Blast protection for large structures

Hardening of public buildings against terrorist threats represents a potentially huge market for antiballistic composites.

In the wake of the Sept. 11, 2001 terrorist attacks in the U.S., security systems of all types continue to be in great demand. The already well-established body armor market took a large turn upward, both in military and civilian law-enforcement applications, as security forces the world over retooled policy and equipment to meet the new threat. Publicity surrounding the lack of armor on many military ground vehicles used in current U.S. military operations in Iraq has spurred significant activity in both lightweight add-on composite armor kits for fielded vehicles and "up-armoring" strategies, in which composite armor is designed into new vehicles and installed on the assembly line (see "Composites on the Frontlines," HPC January 2005, p. 26). On the home front, however, buildings and other critical structures also are being hardened to protect against blast damage. Composites are a key component of blast hardening and, owing to the sheer size of the structures for which protection must be provided, present a large and significant potential market for a unique class of retrofittable antiballistic and blast-containment materials.
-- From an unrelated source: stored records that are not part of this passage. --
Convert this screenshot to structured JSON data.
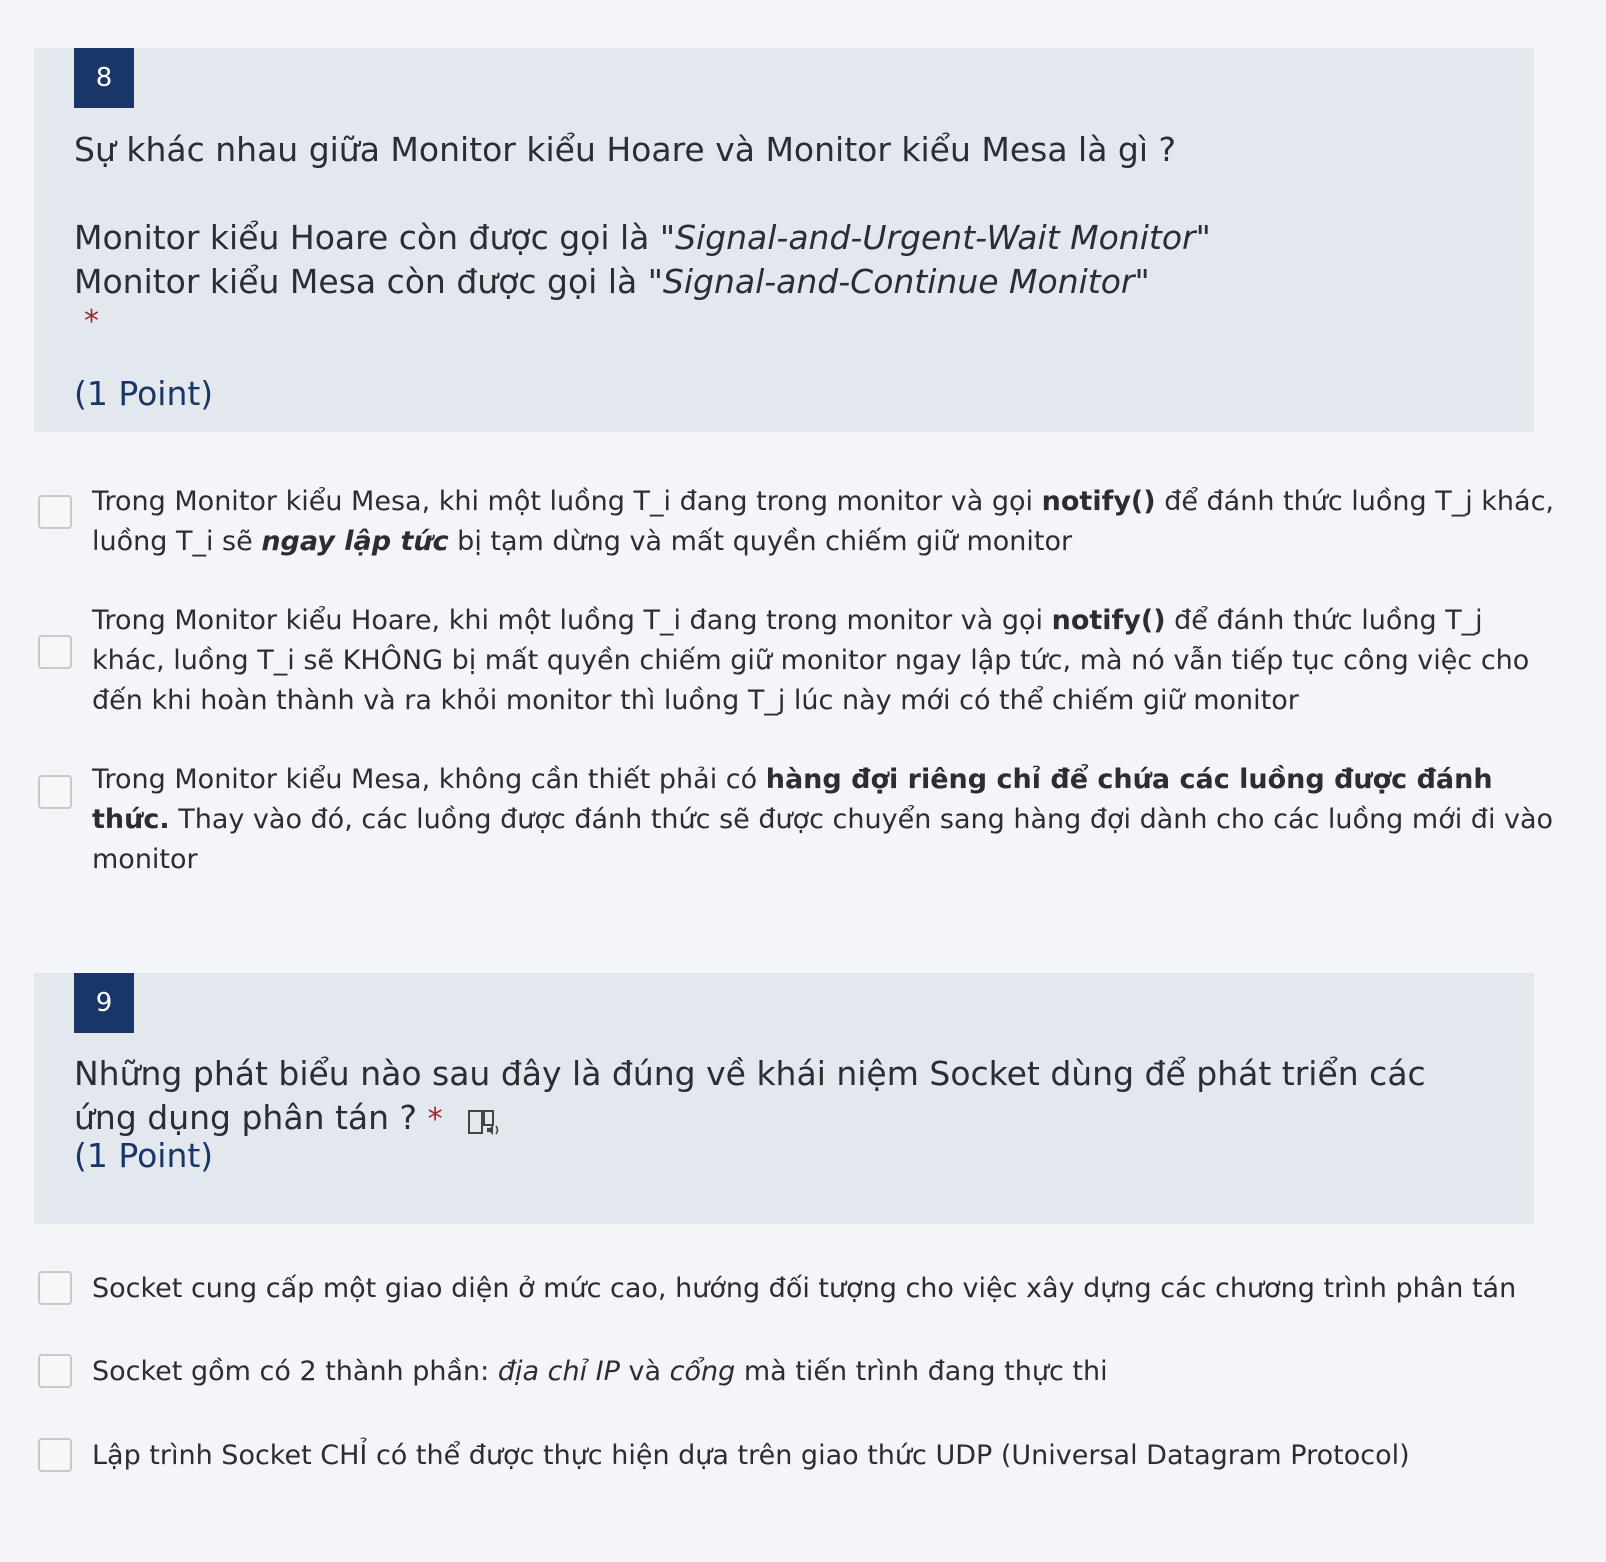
{
  "question8": {
    "number": "8",
    "title": "Sự khác nhau giữa Monitor kiểu Hoare và Monitor kiểu Mesa là gì ?",
    "subtitle_line1_prefix": "Monitor kiểu Hoare còn được gọi là \"",
    "subtitle_line1_italic": "Signal-and-Urgent-Wait Monitor",
    "subtitle_line1_suffix": "\"",
    "subtitle_line2_prefix": "Monitor kiểu Mesa còn được gọi là \"",
    "subtitle_line2_italic": "Signal-and-Continue Monitor",
    "subtitle_line2_suffix": "\"",
    "required_mark": "*",
    "points": "(1 Point)",
    "options": [
      {
        "t1": "Trong Monitor kiểu Mesa, khi một luồng T_i đang trong monitor và gọi ",
        "b1": "notify()",
        "t2": " để đánh thức luồng T_j khác, luồng T_i sẽ ",
        "bi": "ngay lập tức",
        "t3": " bị tạm dừng và mất quyền chiếm giữ monitor"
      },
      {
        "t1": "Trong Monitor kiểu Hoare, khi một luồng T_i đang trong monitor và gọi ",
        "b1": "notify()",
        "t2": " để đánh thức luồng T_j khác, luồng T_i sẽ KHÔNG bị mất quyền chiếm giữ monitor ngay lập tức, mà nó vẫn tiếp tục công việc cho đến khi hoàn thành và ra khỏi monitor thì luồng T_j lúc này mới có thể chiếm giữ monitor"
      },
      {
        "t1": "Trong Monitor kiểu Mesa, không cần thiết phải có ",
        "b1": "hàng đợi riêng chỉ để chứa các luồng được đánh thức.",
        "t2": " Thay vào đó, các luồng được đánh thức sẽ được chuyển sang hàng đợi dành cho các luồng mới đi vào monitor"
      }
    ]
  },
  "question9": {
    "number": "9",
    "title": "Những phát biểu nào sau đây là đúng về khái niệm Socket dùng để phát triển các ứng dụng phân tán ?",
    "required_mark": "*",
    "points": "(1 Point)",
    "options": [
      {
        "t1": "Socket cung cấp một giao diện ở mức cao, hướng đối tượng cho việc xây dựng các chương trình phân tán"
      },
      {
        "t1": "Socket gồm có 2 thành phần: ",
        "i1": "địa chỉ IP",
        "t2": " và ",
        "i2": "cổng",
        "t3": " mà tiến trình đang thực thi"
      },
      {
        "t1": "Lập trình Socket CHỈ có thể được thực hiện dựa trên giao thức UDP (Universal Datagram Protocol)"
      }
    ]
  },
  "colors": {
    "card_background": "#e3e7ee",
    "number_badge": "#1a3668",
    "required": "#a4262c",
    "points": "#1a3668"
  },
  "icons": {
    "immersive_reader": "immersive-reader-icon"
  }
}
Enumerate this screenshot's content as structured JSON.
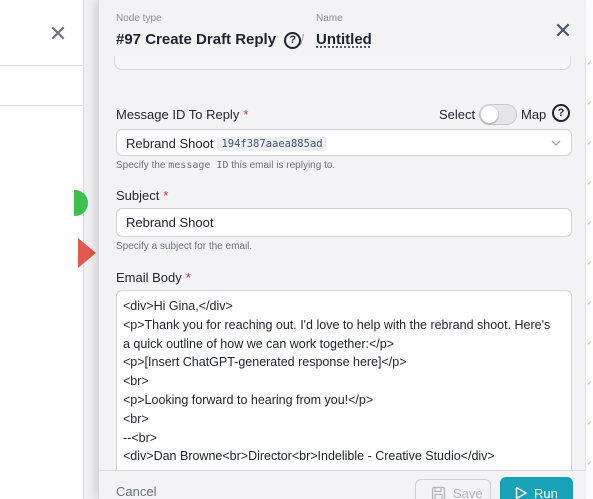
{
  "header": {
    "node_type_label": "Node type",
    "node_title": "#97 Create Draft Reply",
    "name_label": "Name",
    "name_value": "Untitled",
    "separator": "/"
  },
  "message_id": {
    "label": "Message ID To Reply",
    "required_mark": "*",
    "select_label": "Select",
    "map_label": "Map",
    "mode": "select",
    "selected_text": "Rebrand Shoot",
    "selected_id": "194f387aaea885ad",
    "help_prefix": "Specify the",
    "help_code": "message ID",
    "help_suffix": "this email is replying to."
  },
  "subject": {
    "label": "Subject",
    "required_mark": "*",
    "value": "Rebrand Shoot",
    "help": "Specify a subject for the email."
  },
  "email_body": {
    "label": "Email Body",
    "required_mark": "*",
    "lines": [
      "<div>Hi Gina,</div>",
      "<p>Thank you for reaching out. I'd love to help with the rebrand shoot. Here's",
      "a quick outline of how we can work together:</p>",
      "<p>[Insert ChatGPT-generated response here]</p>",
      "<br>",
      "<p>Looking forward to hearing from you!</p>",
      "<br>",
      "--<br>",
      "<div>Dan Browne<br>Director<br>Indelible - Creative Studio</div>"
    ]
  },
  "footer": {
    "cancel_label": "Cancel",
    "save_label": "Save",
    "run_label": "Run"
  },
  "colors": {
    "accent": "#17a2b8",
    "required": "#d9303a",
    "background": "#f3f3f5"
  },
  "icons": [
    "close-icon",
    "help-icon",
    "chevron-down-icon",
    "save-icon",
    "play-icon"
  ]
}
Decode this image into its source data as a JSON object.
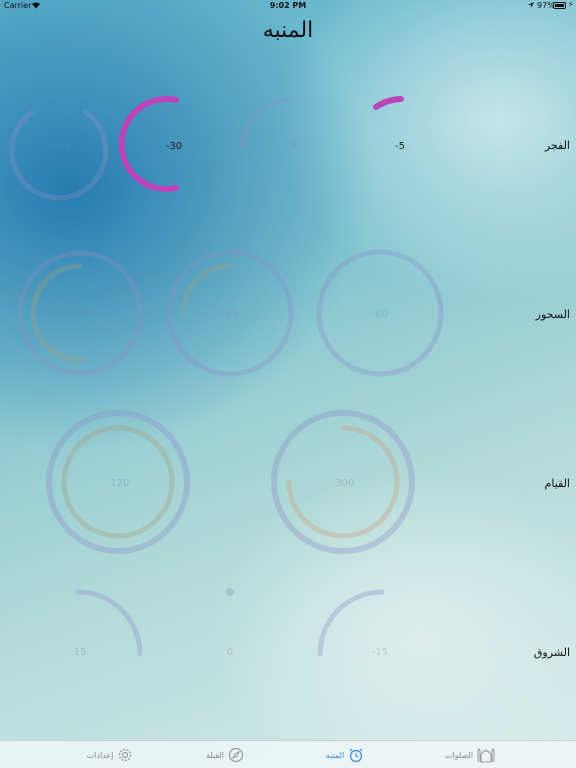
{
  "status_bar": {
    "carrier": "Carrier",
    "time": "9:02 PM",
    "battery": "97%"
  },
  "header": {
    "title": "المنبه"
  },
  "rows": [
    {
      "label": "الفجر",
      "rings": [
        "-45",
        "-30",
        "-15",
        "-5"
      ]
    },
    {
      "label": "السحور",
      "rings": [
        "-90",
        "-25",
        "-60"
      ]
    },
    {
      "label": "القيام",
      "rings": [
        "-120",
        "-300"
      ]
    },
    {
      "label": "الشروق",
      "rings": [
        "15",
        "0",
        "-15"
      ]
    }
  ],
  "tab_bar": {
    "tabs": [
      {
        "label": "إعدادات",
        "icon": "gear-icon"
      },
      {
        "label": "القبلة",
        "icon": "compass-icon"
      },
      {
        "label": "المنبه",
        "icon": "alarm-clock-icon",
        "active": true
      },
      {
        "label": "الصلوات",
        "icon": "mosque-icon"
      }
    ]
  },
  "colors": {
    "accent": "#bb44bb",
    "tab_active": "#3a86d8",
    "faded_ring": "#9aa6cc"
  }
}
One new product is a blast-resistant panel called LIFE SHIELD, developed by B & H Coatings Inc. (Salisbury, Md.), made from a nonwoven reinforcing fiber grid in a matrix of polyurea. The fiber grid, a MeC-GRID product, is manufactured by TechFab LLC (Anderson, S.C.), a spinoff of Hexcel Schwebel, using Twaron, Technora and Technora-hybrid fibers manufactured by Teijin Twaron BV (Arnhem, The Netherlands). Twaron is the company's standard para-aramid fiber and, along with Kevlar from Dupont Advanced Fiber Systems (Richmond, Va.), represents one of the most commonly used fibers in antiballistic applications. Technora is Teijin's unique para-aramid variant, which possesses higher tensile strength and greater elongation than the standard fiber, at an equivalent density.

TechFab makes the grid in a proprietary process that aligns warp and weft fibers wet out with a urethane coating in an open mesh structure, which is then cured. The coating is compatible with the spray-applied Sherwin-Williams General Polymers (Cleveland, Ohio) polyurea resin, which forms a 90-mil-thick skin on either side of the fiber mesh. The completed modular panels, less than 25.4-mm/1-inch thick, can be mechanically fastened to walls to contain blast effects and prevent fragments from injuring building occupants. The panels have been tested successfully at the U.S. Army's Aberdeen Test Center and are currently installed at an unnamed facility, says developer Bruce Hall.

New homeland security rules are, in some cases, mandating building upgrades. Structural Preservation Systems Inc. (Hanover, Md.), a specialty repair contractor known for its use of fiberglass and carbon composites for concrete repair and rehab, has used Hardwire high-tensile steel wire reinforcement, made by Hardwire LLC (Pocomoke City, Md.), in the hardening of the International Monetary Fund (IMF) facility in Washington, D.C. Essentially ballistic steel in fiber form, Hardwire's steel fibers have already demonstrated excellent performance as blast reinforcements in testing, producing armor at significantly lower weight than steel plates and at a lower cost than most advanced fibers. At a price between that of glass and carbon fiber, Hardwire steel offers high strength and high modulus for situations where the composite doesn't have to be highly drapable and conformable. Hardwire's reinforcing strips for buildings can be applied with urethane, epoxy, polyurea, vinyl ester or cement-based adhesives or coatings without affecting the building's appearance.

Another notable application of a composite material is the Blast-Tamer wall system from General Plastics Manufacturing Co. (Tacoma, Wash.). The system consists of engineered polyurethane foam panels tied together with adhesive joints and aramid fiber cord, with the space between the panels filled with sand. The cellular structure of the 75 mm/3-inch thick, 7 lb/ft3 density foam disrupts blast waves, says General Plastics' Ted Hile. In addition, subsequent crushing of the cells absorbs the blast energy, reducing blast intensity and "brisance," the tendency for a material to shatter. The permanent wall system is already in use by the U.S. Air National Guard at many facilities where explosives are stored, and its tested performance allows up to eight times greater storage capacity for increased efficiency.